The left-libertarian argument against corporations, in brief

This is intended as a brief response to Tibor R. Machan’s latest piece:

It has always been my view that corporations are groups of people united for various purposes, often to benefit from a business venture guided by competent management. Initially I worried little about the legal details, nor even about the legal history. . . . → Read More: The left-libertarian argument against corporations, in brief

Quibble, I Shall

Quoth Thomas Frank in The Wall Street Journal last week:

This was once a familiar line of criticism: Big business’s sin was that it wasn’t entrepreneurial enough. If given the opportunity, business would use government to form cartels and suppress competition. Free markets must thus be protected from the grasp of the corporate monster. . . . → Read More: Quibble, I Shall

Financial Market Conditions at Mid-Year

As one of the large number of Americans who depends on a positive business and investment environment for his prosperity, I regarded the election of Barack Obama as president with Democrat majorities in the House and Senate with considerable concern.

But more than the usual number of my fellow businesspeople and investors supported them, . . . → Read More: Financial Market Conditions at Mid-Year

Reintroducing the Enron Rule

I am bringing back an old thought that first occurred to me in 2001 after the collapse of Enron. Businesses exist to create real value for real people. Any business should be able to explain how the are adding value and for whom. Ideally, this should be a simple process; a sentence or at . . . → Read More: Reintroducing the Enron Rule

The Great Penance

When the economic crisis becomes acute, when the rate of profit sinks towards zero, the bourgeoisie can see only one way to restore its profits: it empties the pockets of the people down to the last centime. It resorts to what M. Caillaux, once finance minister of France, expressively calls “the great penance”: brutal . . . → Read More: The Great Penance

Trading Off: Virtual Companies and Relative Economics

The advantages of going virtual for companies are obvious.
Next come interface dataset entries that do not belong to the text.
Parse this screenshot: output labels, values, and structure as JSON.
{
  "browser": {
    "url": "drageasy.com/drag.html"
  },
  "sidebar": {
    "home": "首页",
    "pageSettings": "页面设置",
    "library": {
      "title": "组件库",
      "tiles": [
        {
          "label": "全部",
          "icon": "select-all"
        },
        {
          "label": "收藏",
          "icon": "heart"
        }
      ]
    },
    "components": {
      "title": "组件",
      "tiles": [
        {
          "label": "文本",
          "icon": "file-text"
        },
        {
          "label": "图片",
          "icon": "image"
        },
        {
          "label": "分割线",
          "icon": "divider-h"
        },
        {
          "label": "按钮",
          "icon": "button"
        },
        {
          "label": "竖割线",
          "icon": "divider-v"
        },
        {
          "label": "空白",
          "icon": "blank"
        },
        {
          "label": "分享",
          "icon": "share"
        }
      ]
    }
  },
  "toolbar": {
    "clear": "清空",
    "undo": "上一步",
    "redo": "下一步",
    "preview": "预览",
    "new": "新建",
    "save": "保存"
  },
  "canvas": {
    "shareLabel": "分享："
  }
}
One of the greatest of these, yet one that’s often overlooked, is the ability to select employees without geographical limitations or relocation costs. This also carries cost-of-living possibilities even within national borders, as, for example, the price of an editor outside of . . . → Read More: Trading Off: Virtual Companies and Relative Economics

Credit Crunch Forcing Entrepreneurs to Turn to Online Communities for Funding
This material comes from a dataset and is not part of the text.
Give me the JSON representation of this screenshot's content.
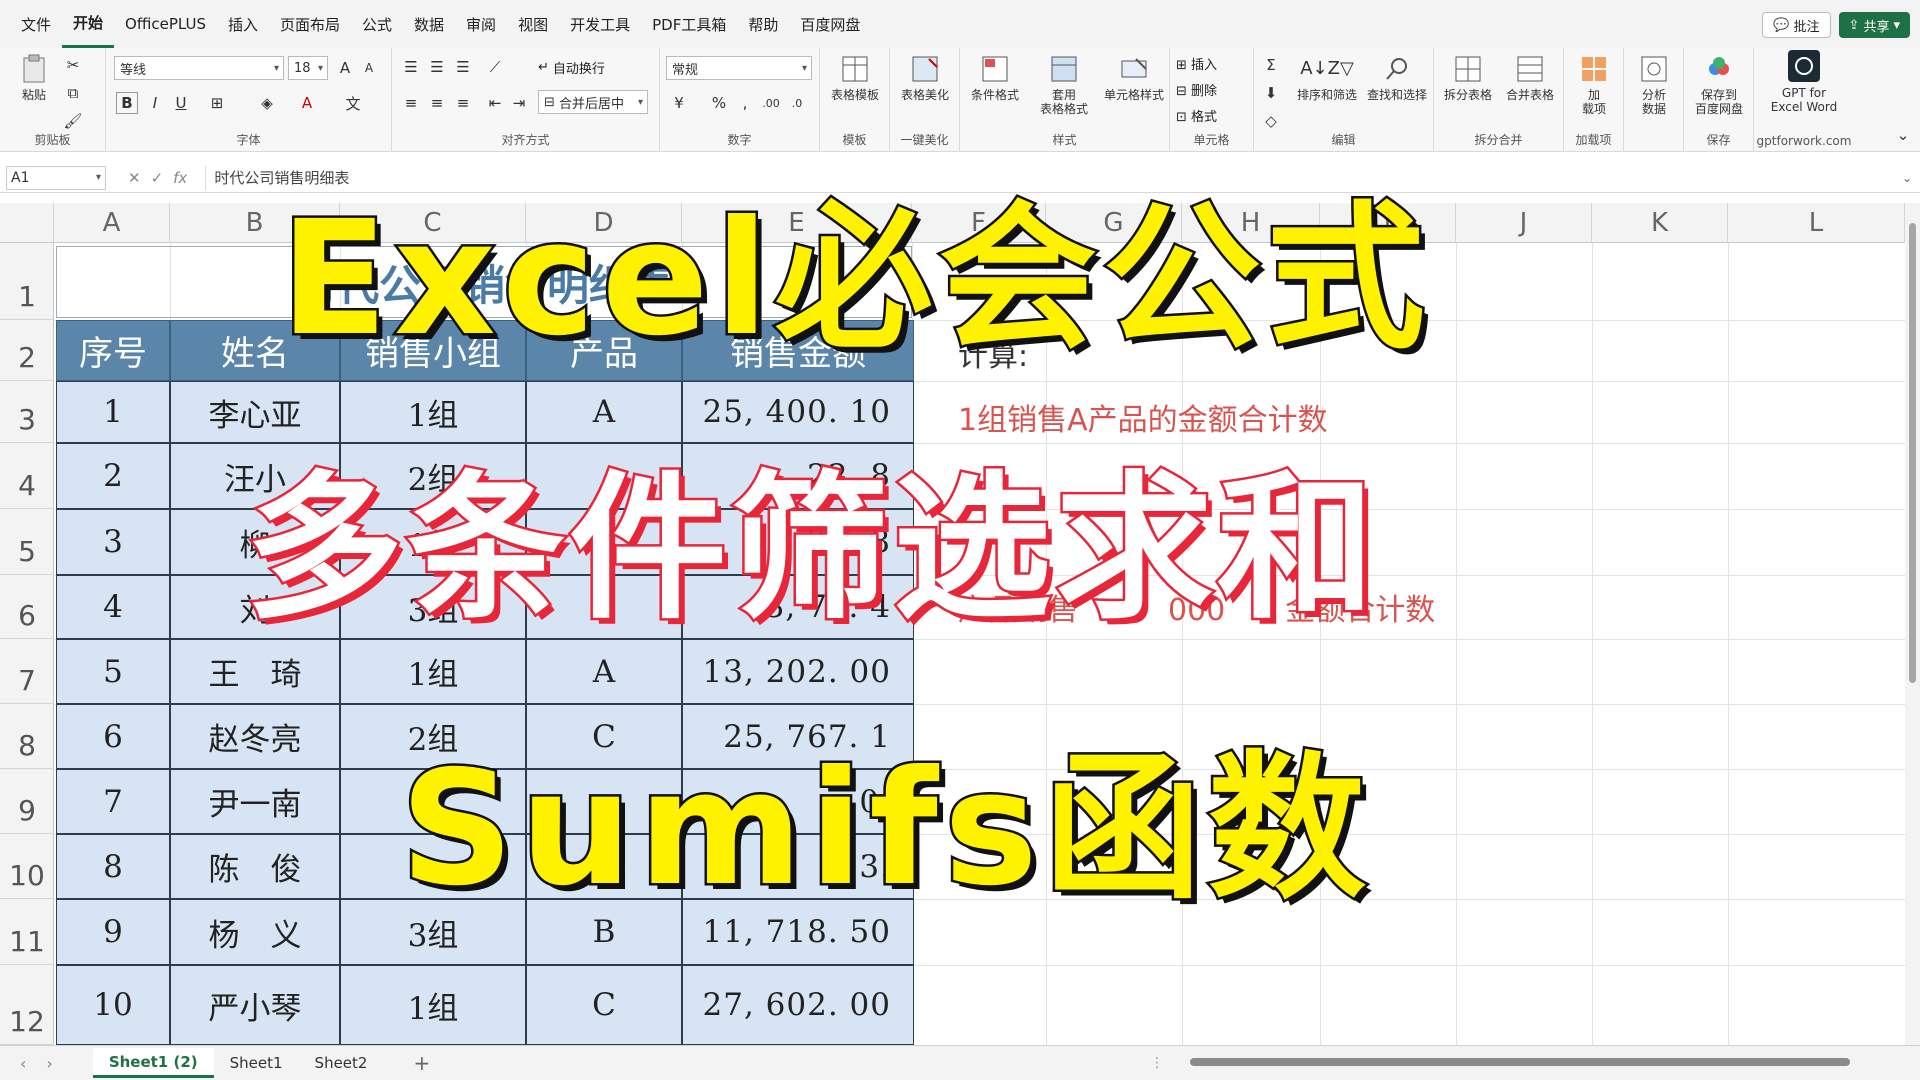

Traditional global credit markets have frozen, and they’re proving difficult to unstick. Under-capitalized banks are not keen to lend out what’s left on their balance sheets—not even and sometimes especially not to each other—and the value of the U.S. currency has risen steeply relative to those of other nations as banks around the world . . . → Read More: Credit Crunch Forcing Entrepreneurs to Turn to Online Communities for Funding
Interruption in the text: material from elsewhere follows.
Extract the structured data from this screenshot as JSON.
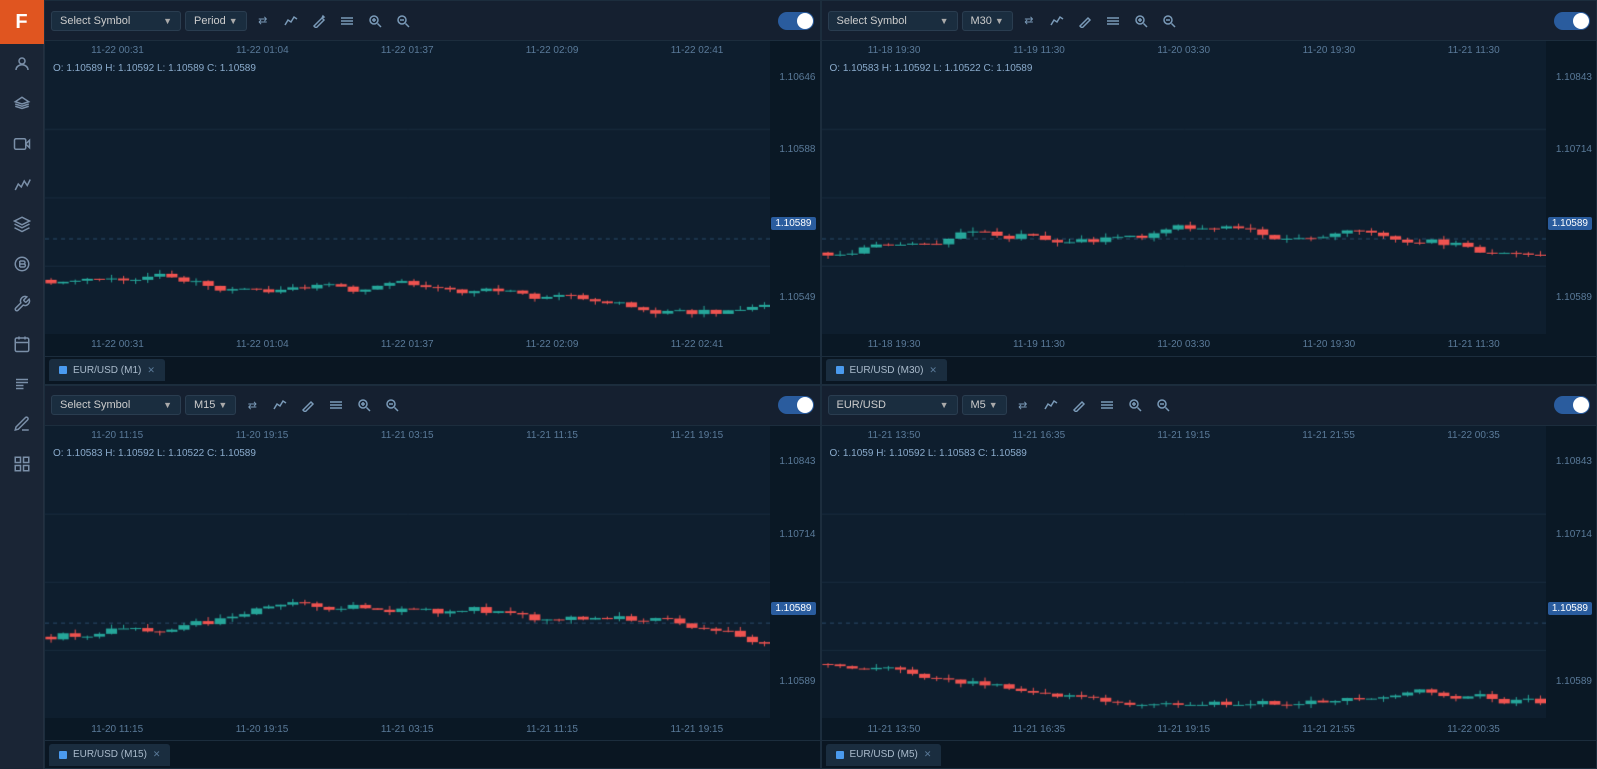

Lessons on Innovation from the CEO of Proctor & Gamble

The Game-Changer: How You Can Drive Revenue and Profit Growth With Innovation. By A. G. Lafley & Ram Charan. Crown Business, 2008. 352 pages. $27.50.

As the subtitle (How You Can Drive Revenue and Profit Growth) of The Game-Changer indicates, this recent volume by A. G. Lafley and Ram Charan is meant more as . . . → Read More: Lessons on Innovation from the CEO of Proctor & Gamble

American University Research

University, Inc.: The Corporate Corruption of American Higher Education. By Jennifer Washburn. Basic Books, 2005. 326 pages. $26.00.

University, Inc.: The Corporate Corruption of American Higher Education is a necessary book but also a sobering, even depressing one. If you’re concerned about your health, your education or your country, you won’t enjoy what you . . . → Read More: American University Research